By some measures, China’s Internet dwarfs that of the United States.
China has the world’s largest Internet population with 618 million users, well over twice as many as in the U.S. China also has the world’s largest online retailing industry, with e-commerce giants like Alibaba that sprawl far larger than the likes of eBay EBAY +1.08%.
But a new study by the McKinsey Global Institute argues that enterprise use of the Internet is still lagging in China and that the country’s businesses will need to catch up in this area to unlock economic gains.
“The Web is just beginning to penetrate many Chinese businesses – and the most sweeping changes are yet to come,” said the report, which was published this week.
MGI estimates that increased adoption of Web technologies like cloud computing and big data by China’s enterprises can add 0.3 to 1.0 percentage points to China’s GDP growth rate. By 2025, it could translate to annual economic gains of between 4 trillion yuan ($645.5 billion) and 14 trillion yuan, the research firm said.
China’s Internet has outpaced the U.S. among consumers. Alibaba’s online shopping platforms Taobao and Tmall have nearly twice as many active buyers than the U.S. site eBay. Jonathan Woetzel, one of the MGI study’s authors and a partner of the firm, told The Wall Street Journal that Chinese consumers spend more time shopping online and make more purchases than their American counterparts.

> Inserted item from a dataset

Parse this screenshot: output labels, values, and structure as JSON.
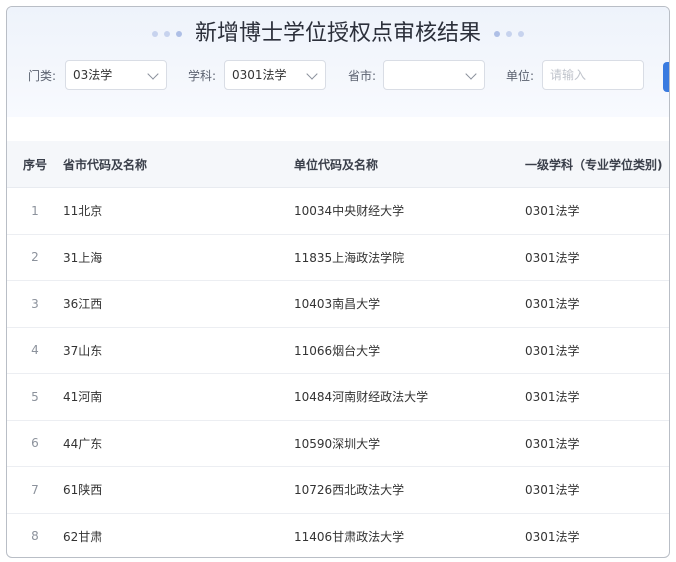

“China’s consumer generation has shown up at the same time as the Internet,” he said. “They have the money, but the offline shopping platforms like malls haven’t been built up fast enough to accommodate their expectations and needs. So more of them shop online.”
But when it comes to China’s businesses, they still lag in use of Web technologies, he says. The typical Chinese company spends 2% of revenue on IT, half of the international average, according to an MGI survey of CIOs. The enterprise cloud adoption rate in China is 21% compared to 55%-63% in the U.S.

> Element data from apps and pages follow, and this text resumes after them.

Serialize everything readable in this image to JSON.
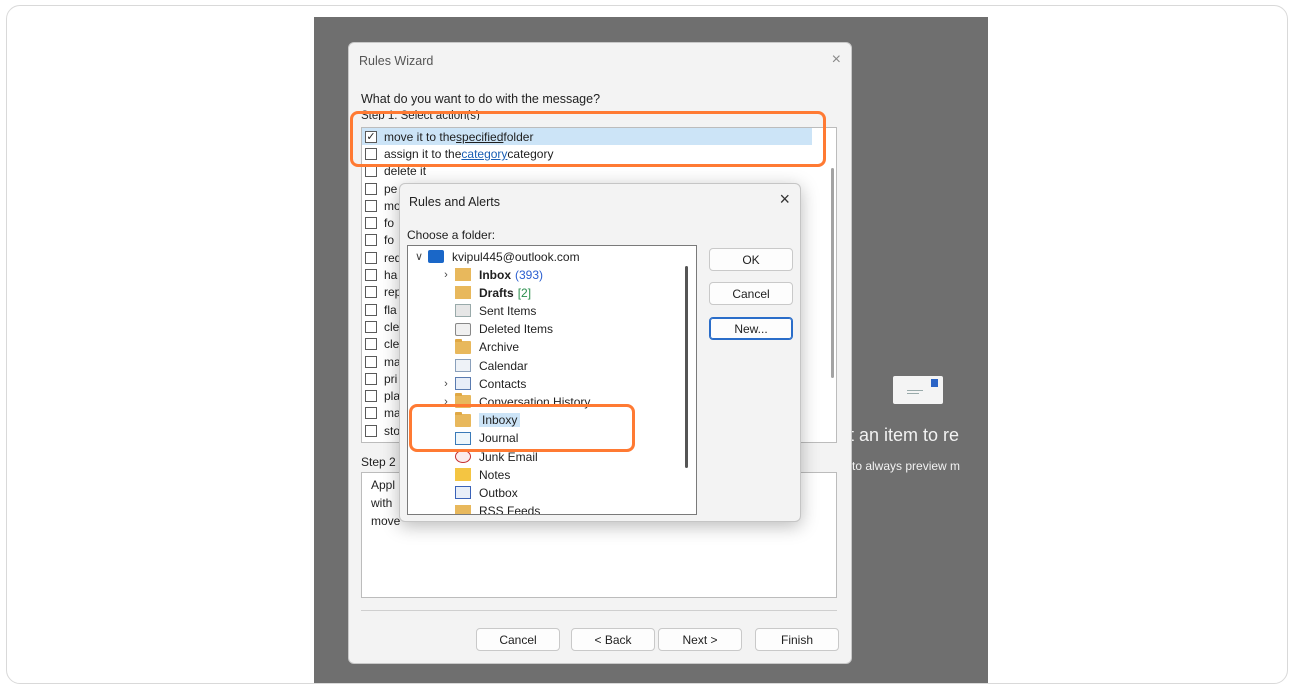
{
  "reading_pane": {
    "title": "ect an item to re",
    "subtitle": "re to always preview m"
  },
  "wizard": {
    "title": "Rules Wizard",
    "close_glyph": "×",
    "question": "What do you want to do with the message?",
    "step1_label": "Step 1: Select action(s)",
    "actions": [
      {
        "checked": true,
        "pre": "move it to the ",
        "link": "specified",
        "post": " folder"
      },
      {
        "checked": false,
        "pre": "assign it to the ",
        "link": "category",
        "post": " category"
      },
      {
        "checked": false,
        "pre": "delete it",
        "link": "",
        "post": ""
      },
      {
        "checked": false,
        "pre": "pe",
        "link": "",
        "post": ""
      },
      {
        "checked": false,
        "pre": "mo",
        "link": "",
        "post": ""
      },
      {
        "checked": false,
        "pre": "fo",
        "link": "",
        "post": ""
      },
      {
        "checked": false,
        "pre": "fo",
        "link": "",
        "post": ""
      },
      {
        "checked": false,
        "pre": "red",
        "link": "",
        "post": ""
      },
      {
        "checked": false,
        "pre": "ha",
        "link": "",
        "post": ""
      },
      {
        "checked": false,
        "pre": "rep",
        "link": "",
        "post": ""
      },
      {
        "checked": false,
        "pre": "fla",
        "link": "",
        "post": ""
      },
      {
        "checked": false,
        "pre": "cle",
        "link": "",
        "post": ""
      },
      {
        "checked": false,
        "pre": "cle",
        "link": "",
        "post": ""
      },
      {
        "checked": false,
        "pre": "ma",
        "link": "",
        "post": ""
      },
      {
        "checked": false,
        "pre": "pri",
        "link": "",
        "post": ""
      },
      {
        "checked": false,
        "pre": "pla",
        "link": "",
        "post": ""
      },
      {
        "checked": false,
        "pre": "ma",
        "link": "",
        "post": ""
      },
      {
        "checked": false,
        "pre": "sto",
        "link": "",
        "post": ""
      }
    ],
    "step2_label": "Step 2",
    "description_lines": [
      "Appl",
      "with",
      "move"
    ],
    "buttons": {
      "cancel": "Cancel",
      "back": "< Back",
      "next": "Next >",
      "finish": "Finish"
    }
  },
  "alerts": {
    "title": "Rules and Alerts",
    "close_glyph": "×",
    "choose_label": "Choose a folder:",
    "account": "kvipul445@outlook.com",
    "folders": [
      {
        "name": "Inbox",
        "count": "(393)",
        "count_color": "blue",
        "bold": true,
        "expander": true,
        "icon": "inbox-icon"
      },
      {
        "name": "Drafts",
        "count": "[2]",
        "count_color": "green",
        "bold": true,
        "expander": false,
        "icon": "drafts-icon"
      },
      {
        "name": "Sent Items",
        "count": "",
        "bold": false,
        "expander": false,
        "icon": "sent-items-icon"
      },
      {
        "name": "Deleted Items",
        "count": "",
        "bold": false,
        "expander": false,
        "icon": "trash-icon"
      },
      {
        "name": "Archive",
        "count": "",
        "bold": false,
        "expander": false,
        "icon": "folder-icon"
      },
      {
        "name": "Calendar",
        "count": "",
        "bold": false,
        "expander": false,
        "icon": "calendar-icon"
      },
      {
        "name": "Contacts",
        "count": "",
        "bold": false,
        "expander": true,
        "icon": "contacts-icon"
      },
      {
        "name": "Conversation History",
        "count": "",
        "bold": false,
        "expander": true,
        "icon": "folder-icon"
      },
      {
        "name": "Inboxy",
        "count": "",
        "bold": false,
        "expander": false,
        "icon": "folder-icon",
        "selected": true
      },
      {
        "name": "Journal",
        "count": "",
        "bold": false,
        "expander": false,
        "icon": "journal-icon"
      },
      {
        "name": "Junk Email",
        "count": "",
        "bold": false,
        "expander": false,
        "icon": "junk-icon"
      },
      {
        "name": "Notes",
        "count": "",
        "bold": false,
        "expander": false,
        "icon": "notes-icon"
      },
      {
        "name": "Outbox",
        "count": "",
        "bold": false,
        "expander": false,
        "icon": "outbox-icon"
      },
      {
        "name": "RSS Feeds",
        "count": "",
        "bold": false,
        "expander": false,
        "icon": "rss-icon"
      }
    ],
    "buttons": {
      "ok": "OK",
      "cancel": "Cancel",
      "new": "New..."
    }
  },
  "colors": {
    "highlight": "#ff7a33",
    "selection": "#cce4f7",
    "link": "#1a5fb4",
    "backdrop": "#6f6f6f"
  }
}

Some sectors that stand the most to benefit in China include the financial services, health care and automotive industries, MGI says. Big data can help financial firms manage risks and reduce non-performing loans, while remote monitoring of chronic diseases can save costs for the health care industry.